Crises and mistrust of the main institutions of power have become a chronic disease in post-Soviet Moldova. In September 2015, a scandal broke out when multi-millions were withdrawn from the country’s three leading banks and transferred offshore.
Mass protests ensued, and some observers were quickly to refer to the moment as a “Chișinău maidan” after the protests that brought down the government of Ukrainian President Viktor Yanukovich. The protests had the effect of uniting those who wanted closer integration with Romania and those who wanted closer integration with the EU while alienating those inclined to deepen ties with Russia.
The decision on returning to direct election of the president was adopted, to a large extent, under the influence of that social-political turbulence. The election was considered an attempt to establish political legitimacy against the backdrop of growing mistrust of the other governmental institutions.
Candidates and positions
The favorites in the election are Igor Dodon, leader of the Socialist Party, and former Minister of Education (2012–2015) Maia Sandu. Four days before the election, Marian Lupu, a democrat and former speaker of the parliament (2005–2009 and 2010–2013) withdrew his candidacy. All the leading candidates engaged in bashing their opponents and promoting their own domestic policy agendas, they also have vastly different foreign policy values.
Dodon is pro-Russian and favors Eurasian integration, Sandu supports deeper cooperation with the EU. Lupu explained his withdrawal from the campaign because of the necessity to consolidate the supporters of the “European choice.”
Under close scrutiny though, such differentiation is mostly artificial. The same Dodon, who denounced the Moldova–European Union Association Agreement early in the discussions over it spoke more cautiously as the campaign went on, promoting instead a tri-lateral format of cooperation between Brussels, Chișinău and Moscow).
Dodon, who is also supportive of a flexible approach to Transdnistria, was the Deputy Minister and then Minister for Economy and Trade when Moldova and Ukraine tried to carry out an “economic defreezing” of the region in March 2006. At that time, Ukraine decided to ban Transnistrian goods from traveling across its border unless they were documented by Moldova’s customs office.
In Tiraspol, that step was regarded as the introduction of a joint Ukrainian–Moldavian economic blockade of Transnistria, since goods could not flow out any other way. This was, of course, an exaggeration, but it strengthened the already powerful pro-Russian sentiments on the left bank of the Dniester. Obviously, Moldova’s Ministry of Economy and Trade and its key officials, including Dodon, played a role in the decision.
Should the pro-European camp suffer a defeat in the election, neither the country’s foreign policy nor its position towards the settlement of the Transnistrian conflict is likely to shift substantially. Unlike Kiev, both the pro-Russian and pro-European camps in Chișinău are interested in preventing a large-scale confrontation with Moscow.
As for the “Romanian factor,” Bucharest has considerably changed its rhetoric under the new president Klaus Iohannis. The political focus shifted from propagating the idea of the “great union,” as phrased by the former Romanian leader Traian Băsescu, to building economic ties not only with the Republic of Moldova but also with Transnistria. In this, Bucharest is influenced to some extent by the European Union, which against the background of the conflict in Donbass and the migration crisis, is not interested in the escalation of another standoff close to its borders.
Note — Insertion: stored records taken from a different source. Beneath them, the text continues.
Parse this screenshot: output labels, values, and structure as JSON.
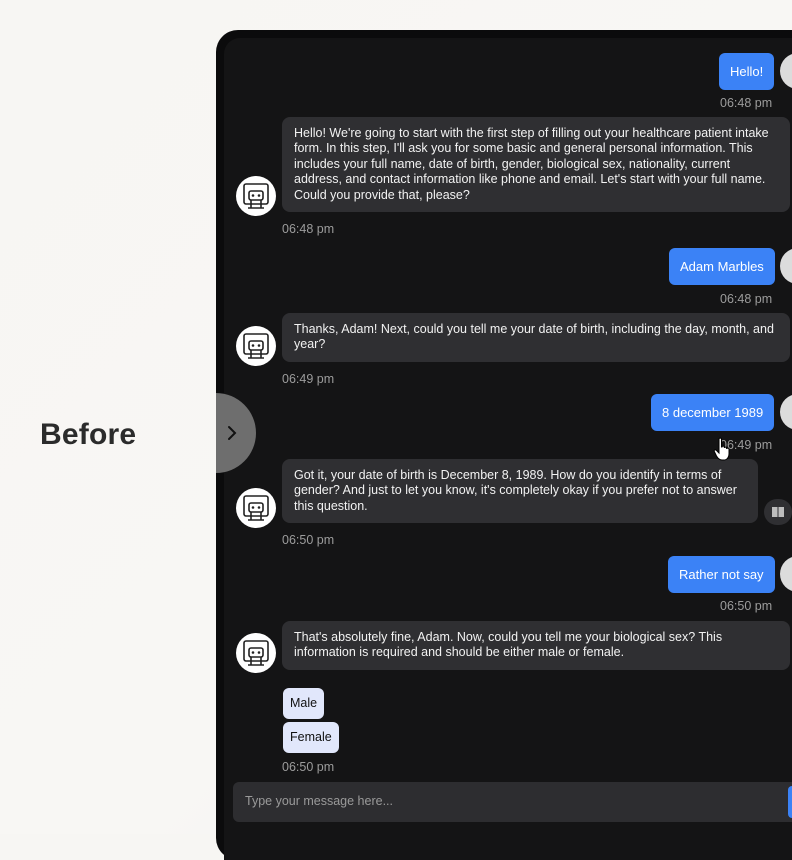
{
  "label": "Before",
  "messages": [
    {
      "role": "user",
      "text": "Hello!",
      "time": "06:48 pm"
    },
    {
      "role": "bot",
      "text": "Hello! We're going to start with the first step of filling out your healthcare patient intake form. In this step, I'll ask you for some basic and general personal information. This includes your full name, date of birth, gender, biological sex, nationality, current address, and contact information like phone and email. Let's start with your full name. Could you provide that, please?",
      "time": "06:48 pm"
    },
    {
      "role": "user",
      "text": "Adam Marbles",
      "time": "06:48 pm"
    },
    {
      "role": "bot",
      "text": "Thanks, Adam! Next, could you tell me your date of birth, including the day, month, and year?",
      "time": "06:49 pm"
    },
    {
      "role": "user",
      "text": "8 december 1989",
      "time": "06:49 pm"
    },
    {
      "role": "bot",
      "text": "Got it, your date of birth is December 8, 1989. How do you identify in terms of gender? And just to let you know, it's completely okay if you prefer not to answer this question.",
      "time": "06:50 pm"
    },
    {
      "role": "user",
      "text": "Rather not say",
      "time": "06:50 pm"
    },
    {
      "role": "bot",
      "text": "That's absolutely fine, Adam. Now, could you tell me your biological sex? This information is required and should be either male or female.",
      "time": "06:50 pm"
    }
  ],
  "options": [
    "Male",
    "Female"
  ],
  "input": {
    "placeholder": "Type your message here..."
  },
  "icons": {
    "bot_avatar": "robot-icon",
    "scroll": "chevron-right-icon",
    "read_aloud": "book-icon"
  },
  "colors": {
    "user_bubble": "#3b82f6",
    "bot_bubble": "#2f2f32",
    "background": "#141415",
    "option": "#e1e7fb"
  }
}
The opinion of the author may not necessarily reflect the position of Russia Direct or its staff.